++++ Supplied records ++++

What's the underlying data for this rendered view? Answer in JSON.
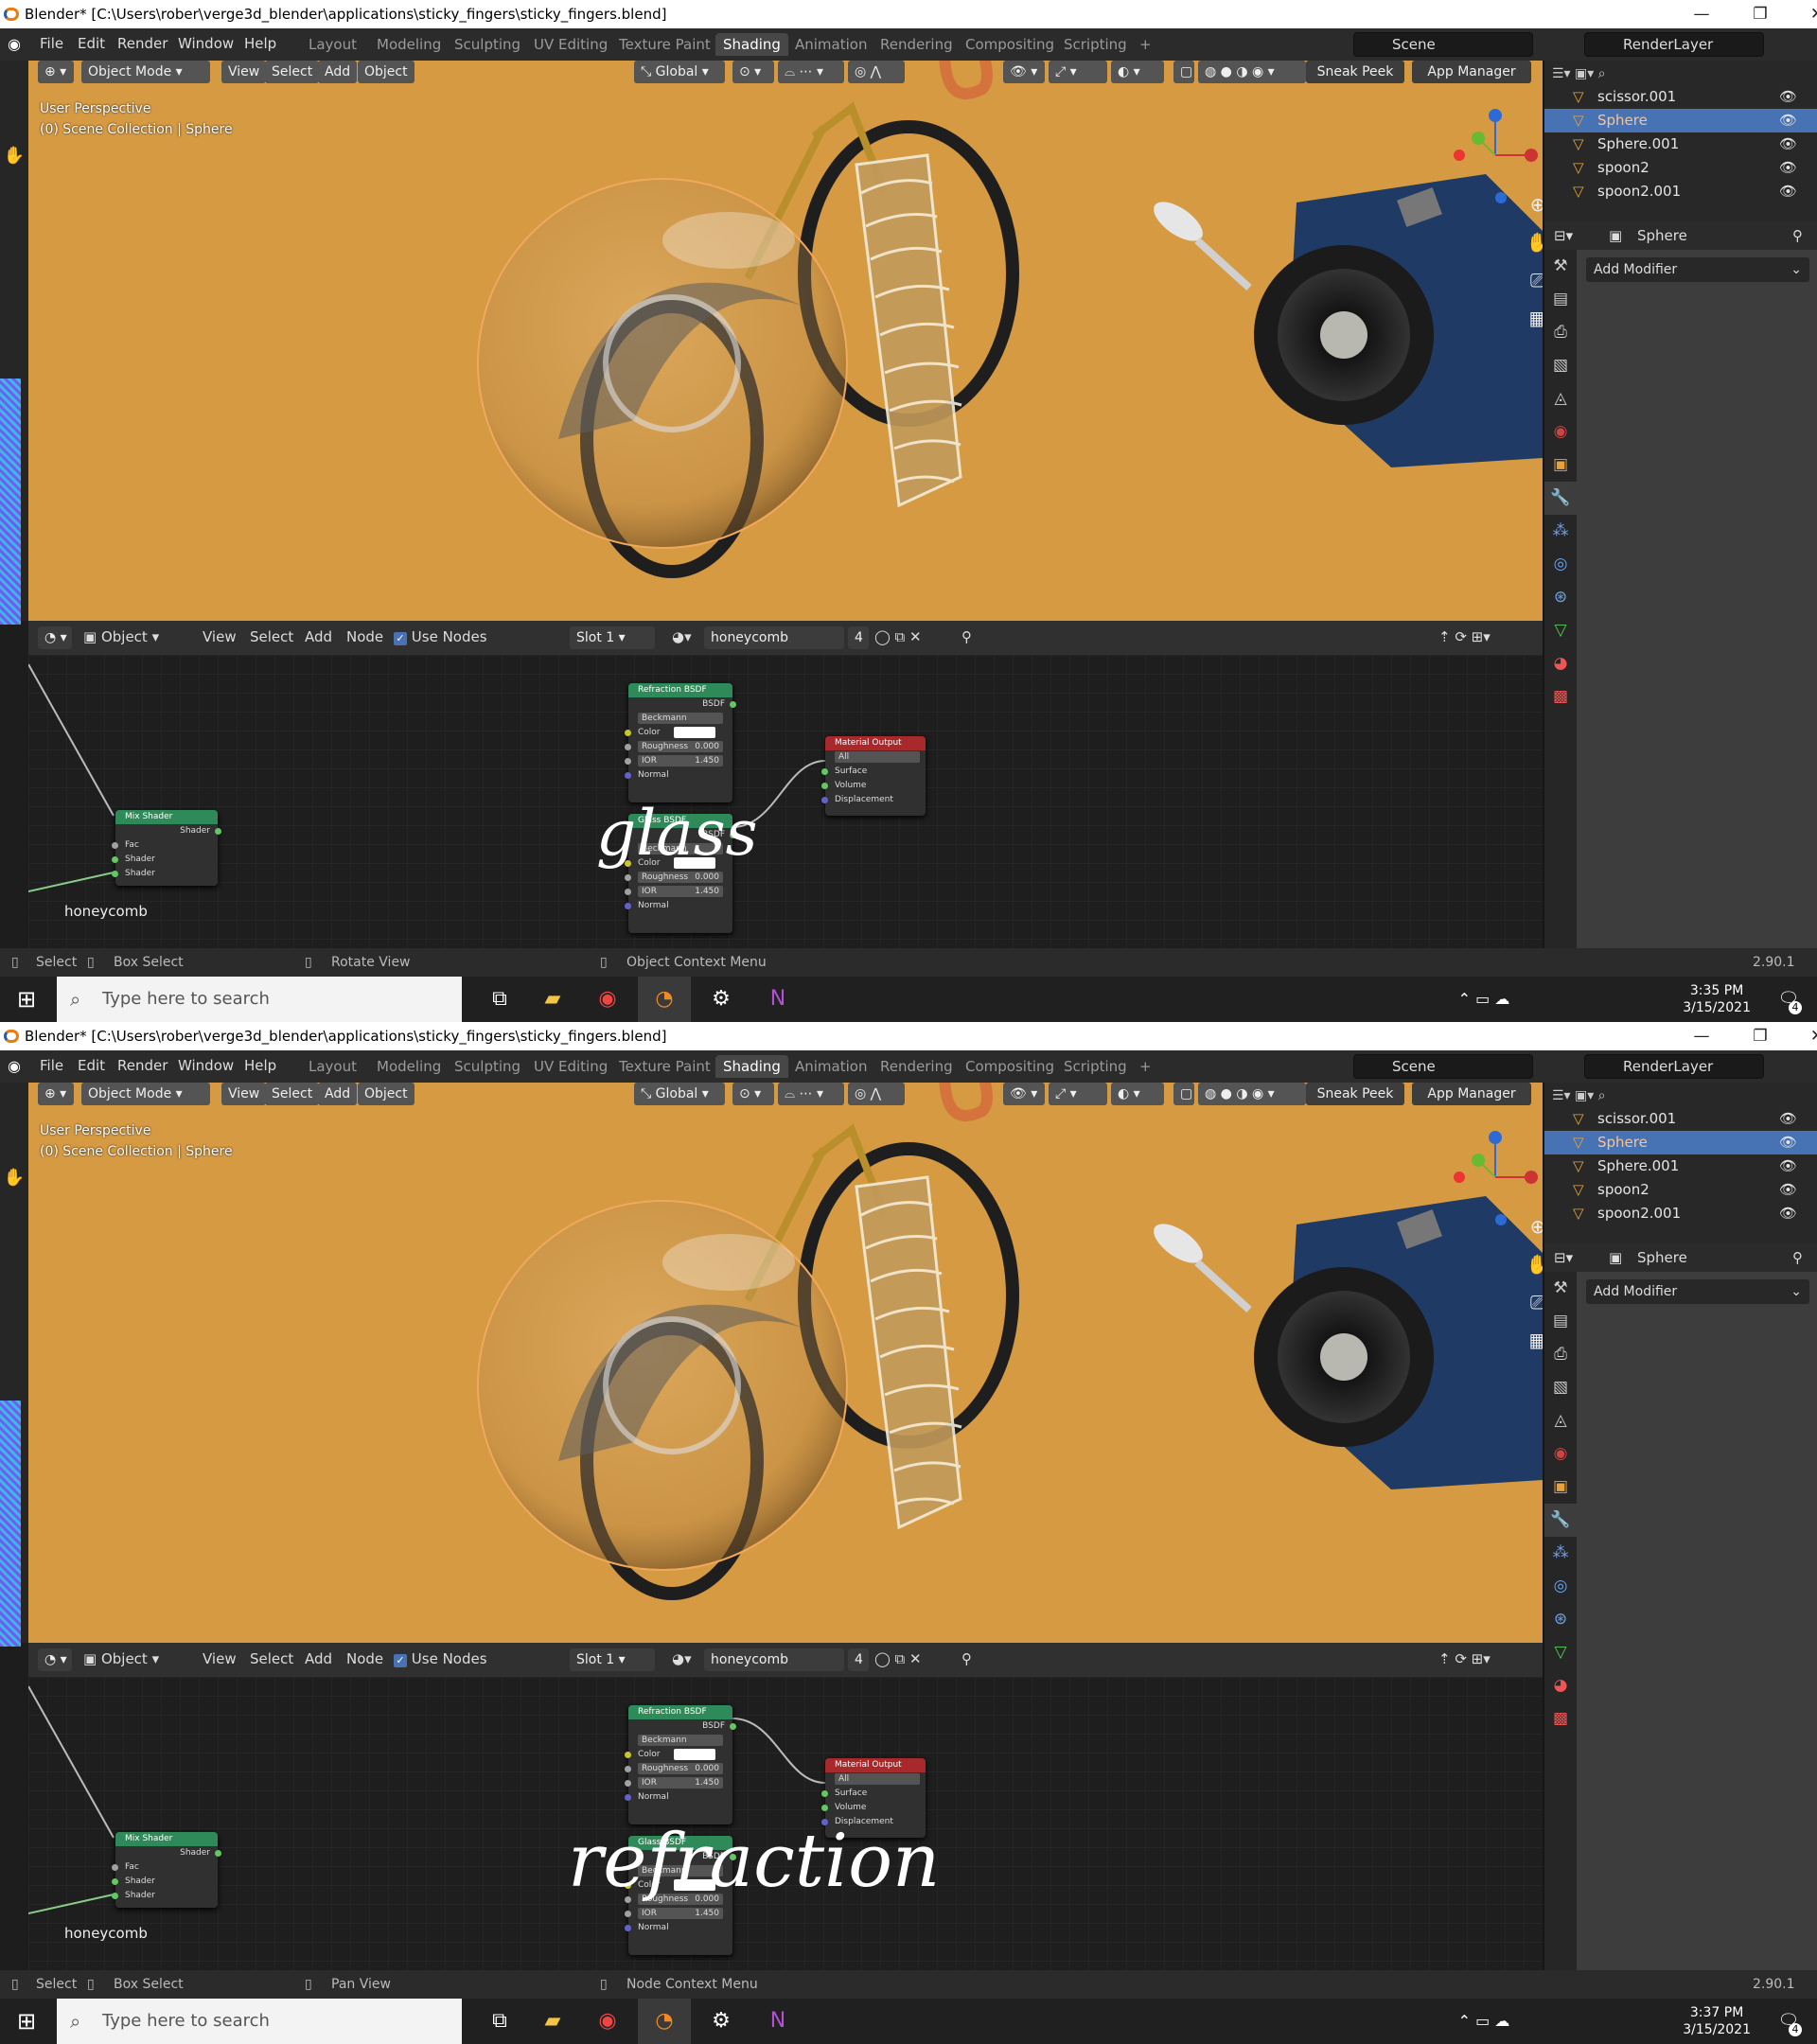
{
  "screens": [
    {
      "title": "Blender* [C:\\Users\\rober\\verge3d_blender\\applications\\sticky_fingers\\sticky_fingers.blend]",
      "menus": [
        "File",
        "Edit",
        "Render",
        "Window",
        "Help"
      ],
      "workspace_tabs": [
        "Layout",
        "Modeling",
        "Sculpting",
        "UV Editing",
        "Texture Paint",
        "Shading",
        "Animation",
        "Rendering",
        "Compositing",
        "Scripting"
      ],
      "active_tab": "Shading",
      "scene": "Scene",
      "render_layer": "RenderLayer",
      "viewport": {
        "mode": "Object Mode",
        "buttons": [
          "View",
          "Select",
          "Add",
          "Object"
        ],
        "transform": "Global",
        "sneak_peek": "Sneak Peek",
        "app_manager": "App Manager",
        "info_line1": "User Perspective",
        "info_line2": "(0) Scene Collection | Sphere"
      },
      "outliner": [
        {
          "name": "scissor.001",
          "selected": false
        },
        {
          "name": "Sphere",
          "selected": true
        },
        {
          "name": "Sphere.001",
          "selected": false
        },
        {
          "name": "spoon2",
          "selected": false
        },
        {
          "name": "spoon2.001",
          "selected": false
        }
      ],
      "properties": {
        "object": "Sphere",
        "add_modifier": "Add Modifier"
      },
      "node_header": {
        "mode": "Object",
        "menus": [
          "View",
          "Select",
          "Add",
          "Node"
        ],
        "use_nodes": "Use Nodes",
        "slot": "Slot 1",
        "material": "honeycomb",
        "users": "4"
      },
      "nodes": {
        "refraction": {
          "title": "Refraction BSDF",
          "out": "BSDF",
          "dist": "Beckmann",
          "color": "Color",
          "rough_label": "Roughness",
          "rough": "0.000",
          "ior_label": "IOR",
          "ior": "1.450",
          "normal": "Normal"
        },
        "glass": {
          "title": "Glass BSDF",
          "out": "BSDF",
          "dist": "Beckmann",
          "color": "Color",
          "rough_label": "Roughness",
          "rough": "0.000",
          "ior_label": "IOR",
          "ior": "1.450",
          "normal": "Normal"
        },
        "output": {
          "title": "Material Output",
          "target": "All",
          "surface": "Surface",
          "volume": "Volume",
          "displacement": "Displacement"
        },
        "mix": {
          "title": "Mix Shader",
          "out": "Shader",
          "fac": "Fac",
          "shader1": "Shader",
          "shader2": "Shader"
        },
        "frame_label": "honeycomb"
      },
      "handwriting": "glass",
      "status": {
        "select": "Select",
        "box": "Box Select",
        "middle": "Rotate View",
        "context": "Object Context Menu",
        "version": "2.90.1"
      },
      "taskbar": {
        "search": "Type here to search",
        "time": "3:35 PM",
        "date": "3/15/2021",
        "notif": "4"
      }
    },
    {
      "title": "Blender* [C:\\Users\\rober\\verge3d_blender\\applications\\sticky_fingers\\sticky_fingers.blend]",
      "menus": [
        "File",
        "Edit",
        "Render",
        "Window",
        "Help"
      ],
      "workspace_tabs": [
        "Layout",
        "Modeling",
        "Sculpting",
        "UV Editing",
        "Texture Paint",
        "Shading",
        "Animation",
        "Rendering",
        "Compositing",
        "Scripting"
      ],
      "active_tab": "Shading",
      "scene": "Scene",
      "render_layer": "RenderLayer",
      "viewport": {
        "mode": "Object Mode",
        "buttons": [
          "View",
          "Select",
          "Add",
          "Object"
        ],
        "transform": "Global",
        "sneak_peek": "Sneak Peek",
        "app_manager": "App Manager",
        "info_line1": "User Perspective",
        "info_line2": "(0) Scene Collection | Sphere"
      },
      "outliner": [
        {
          "name": "scissor.001",
          "selected": false
        },
        {
          "name": "Sphere",
          "selected": true
        },
        {
          "name": "Sphere.001",
          "selected": false
        },
        {
          "name": "spoon2",
          "selected": false
        },
        {
          "name": "spoon2.001",
          "selected": false
        }
      ],
      "properties": {
        "object": "Sphere",
        "add_modifier": "Add Modifier"
      },
      "node_header": {
        "mode": "Object",
        "menus": [
          "View",
          "Select",
          "Add",
          "Node"
        ],
        "use_nodes": "Use Nodes",
        "slot": "Slot 1",
        "material": "honeycomb",
        "users": "4"
      },
      "nodes": {
        "refraction": {
          "title": "Refraction BSDF",
          "out": "BSDF",
          "dist": "Beckmann",
          "color": "Color",
          "rough_label": "Roughness",
          "rough": "0.000",
          "ior_label": "IOR",
          "ior": "1.450",
          "normal": "Normal"
        },
        "glass": {
          "title": "Glass BSDF",
          "out": "BSDF",
          "dist": "Beckmann",
          "color": "Color",
          "rough_label": "Roughness",
          "rough": "0.000",
          "ior_label": "IOR",
          "ior": "1.450",
          "normal": "Normal"
        },
        "output": {
          "title": "Material Output",
          "target": "All",
          "surface": "Surface",
          "volume": "Volume",
          "displacement": "Displacement"
        },
        "mix": {
          "title": "Mix Shader",
          "out": "Shader",
          "fac": "Fac",
          "shader1": "Shader",
          "shader2": "Shader"
        },
        "frame_label": "honeycomb"
      },
      "handwriting": "refraction",
      "status": {
        "select": "Select",
        "box": "Box Select",
        "middle": "Pan View",
        "context": "Node Context Menu",
        "version": "2.90.1"
      },
      "taskbar": {
        "search": "Type here to search",
        "time": "3:37 PM",
        "date": "3/15/2021",
        "notif": "4"
      }
    }
  ],
  "colors": {
    "viewport_bg": "#d69a43",
    "selected_row": "#4772b3",
    "refraction_header": "#2f8a5a",
    "output_header": "#a8292c",
    "shader_socket": "#63c763",
    "color_socket": "#c7c729",
    "vector_socket": "#6363c7",
    "float_socket": "#a1a1a1"
  },
  "icons": [
    "blender-logo-icon",
    "eye-icon",
    "mesh-icon",
    "wrench-icon",
    "search-icon",
    "windows-start-icon",
    "chrome-icon",
    "file-explorer-icon",
    "settings-icon",
    "onenote-icon"
  ]
}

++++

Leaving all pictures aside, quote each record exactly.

Solved exercise —
What's the underlying data for this rendered view? Answer in JSON.
{
  "screens": [
    {
      "title": "Blender* [C:\\Users\\rober\\verge3d_blender\\applications\\sticky_fingers\\sticky_fingers.blend]",
      "menus": [
        "File",
        "Edit",
        "Render",
        "Window",
        "Help"
      ],
      "workspace_tabs": [
        "Layout",
        "Modeling",
        "Sculpting",
        "UV Editing",
        "Texture Paint",
        "Shading",
        "Animation",
        "Rendering",
        "Compositing",
        "Scripting"
      ],
      "active_tab": "Shading",
      "scene": "Scene",
      "render_layer": "RenderLayer",
      "viewport": {
        "mode": "Object Mode",
        "buttons": [
          "View",
          "Select",
          "Add",
          "Object"
        ],
        "transform": "Global",
        "sneak_peek": "Sneak Peek",
        "app_manager": "App Manager",
        "info_line1": "User Perspective",
        "info_line2": "(0) Scene Collection | Sphere"
      },
      "outliner": [
        {
          "name": "scissor.001",
          "selected": false
        },
        {
          "name": "Sphere",
          "selected": true
        },
        {
          "name": "Sphere.001",
          "selected": false
        },
        {
          "name": "spoon2",
          "selected": false
        },
        {
          "name": "spoon2.001",
          "selected": false
        }
      ],
      "properties": {
        "object": "Sphere",
        "add_modifier": "Add Modifier"
      },
      "node_header": {
        "mode": "Object",
        "menus": [
          "View",
          "Select",
          "Add",
          "Node"
        ],
        "use_nodes": "Use Nodes",
        "slot": "Slot 1",
        "material": "honeycomb",
        "users": "4"
      },
      "nodes": {
        "refraction": {
          "title": "Refraction BSDF",
          "out": "BSDF",
          "dist": "Beckmann",
          "color": "Color",
          "rough_label": "Roughness",
          "rough": "0.000",
          "ior_label": "IOR",
          "ior": "1.450",
          "normal": "Normal"
        },
        "glass": {
          "title": "Glass BSDF",
          "out": "BSDF",
          "dist": "Beckmann",
          "color": "Color",
          "rough_label": "Roughness",
          "rough": "0.000",
          "ior_label": "IOR",
          "ior": "1.450",
          "normal": "Normal"
        },
        "output": {
          "title": "Material Output",
          "target": "All",
          "surface": "Surface",
          "volume": "Volume",
          "displacement": "Displacement"
        },
        "mix": {
          "title": "Mix Shader",
          "out": "Shader",
          "fac": "Fac",
          "shader1": "Shader",
          "shader2": "Shader"
        },
        "frame_label": "honeycomb"
      },
      "handwriting": "glass",
      "status": {
        "select": "Select",
        "box": "Box Select",
        "middle": "Rotate View",
        "context": "Object Context Menu",
        "version": "2.90.1"
      },
      "taskbar": {
        "search": "Type here to search",
        "time": "3:35 PM",
        "date": "3/15/2021",
        "notif": "4"
      }
    },
    {
      "title": "Blender* [C:\\Users\\rober\\verge3d_blender\\applications\\sticky_fingers\\sticky_fingers.blend]",
      "menus": [
        "File",
        "Edit",
        "Render",
        "Window",
        "Help"
      ],
      "workspace_tabs": [
        "Layout",
        "Modeling",
        "Sculpting",
        "UV Editing",
        "Texture Paint",
        "Shading",
        "Animation",
        "Rendering",
        "Compositing",
        "Scripting"
      ],
      "active_tab": "Shading",
      "scene": "Scene",
      "render_layer": "RenderLayer",
      "viewport": {
        "mode": "Object Mode",
        "buttons": [
          "View",
          "Select",
          "Add",
          "Object"
        ],
        "transform": "Global",
        "sneak_peek": "Sneak Peek",
        "app_manager": "App Manager",
        "info_line1": "User Perspective",
        "info_line2": "(0) Scene Collection | Sphere"
      },
      "outliner": [
        {
          "name": "scissor.001",
          "selected": false
        },
        {
          "name": "Sphere",
          "selected": true
        },
        {
          "name": "Sphere.001",
          "selected": false
        },
        {
          "name": "spoon2",
          "selected": false
        },
        {
          "name": "spoon2.001",
          "selected": false
        }
      ],
      "properties": {
        "object": "Sphere",
        "add_modifier": "Add Modifier"
      },
      "node_header": {
        "mode": "Object",
        "menus": [
          "View",
          "Select",
          "Add",
          "Node"
        ],
        "use_nodes": "Use Nodes",
        "slot": "Slot 1",
        "material": "honeycomb",
        "users": "4"
      },
      "nodes": {
        "refraction": {
          "title": "Refraction BSDF",
          "out": "BSDF",
          "dist": "Beckmann",
          "color": "Color",
          "rough_label": "Roughness",
          "rough": "0.000",
          "ior_label": "IOR",
          "ior": "1.450",
          "normal": "Normal"
        },
        "glass": {
          "title": "Glass BSDF",
          "out": "BSDF",
          "dist": "Beckmann",
          "color": "Color",
          "rough_label": "Roughness",
          "rough": "0.000",
          "ior_label": "IOR",
          "ior": "1.450",
          "normal": "Normal"
        },
        "output": {
          "title": "Material Output",
          "target": "All",
          "surface": "Surface",
          "volume": "Volume",
          "displacement": "Displacement"
        },
        "mix": {
          "title": "Mix Shader",
          "out": "Shader",
          "fac": "Fac",
          "shader1": "Shader",
          "shader2": "Shader"
        },
        "frame_label": "honeycomb"
      },
      "handwriting": "refraction",
      "status": {
        "select": "Select",
        "box": "Box Select",
        "middle": "Pan View",
        "context": "Node Context Menu",
        "version": "2.90.1"
      },
      "taskbar": {
        "search": "Type here to search",
        "time": "3:37 PM",
        "date": "3/15/2021",
        "notif": "4"
      }
    }
  ],
  "colors": {
    "viewport_bg": "#d69a43",
    "selected_row": "#4772b3",
    "refraction_header": "#2f8a5a",
    "output_header": "#a8292c",
    "shader_socket": "#63c763",
    "color_socket": "#c7c729",
    "vector_socket": "#6363c7",
    "float_socket": "#a1a1a1"
  },
  "icons": [
    "blender-logo-icon",
    "eye-icon",
    "mesh-icon",
    "wrench-icon",
    "search-icon",
    "windows-start-icon",
    "chrome-icon",
    "file-explorer-icon",
    "settings-icon",
    "onenote-icon"
  ]
}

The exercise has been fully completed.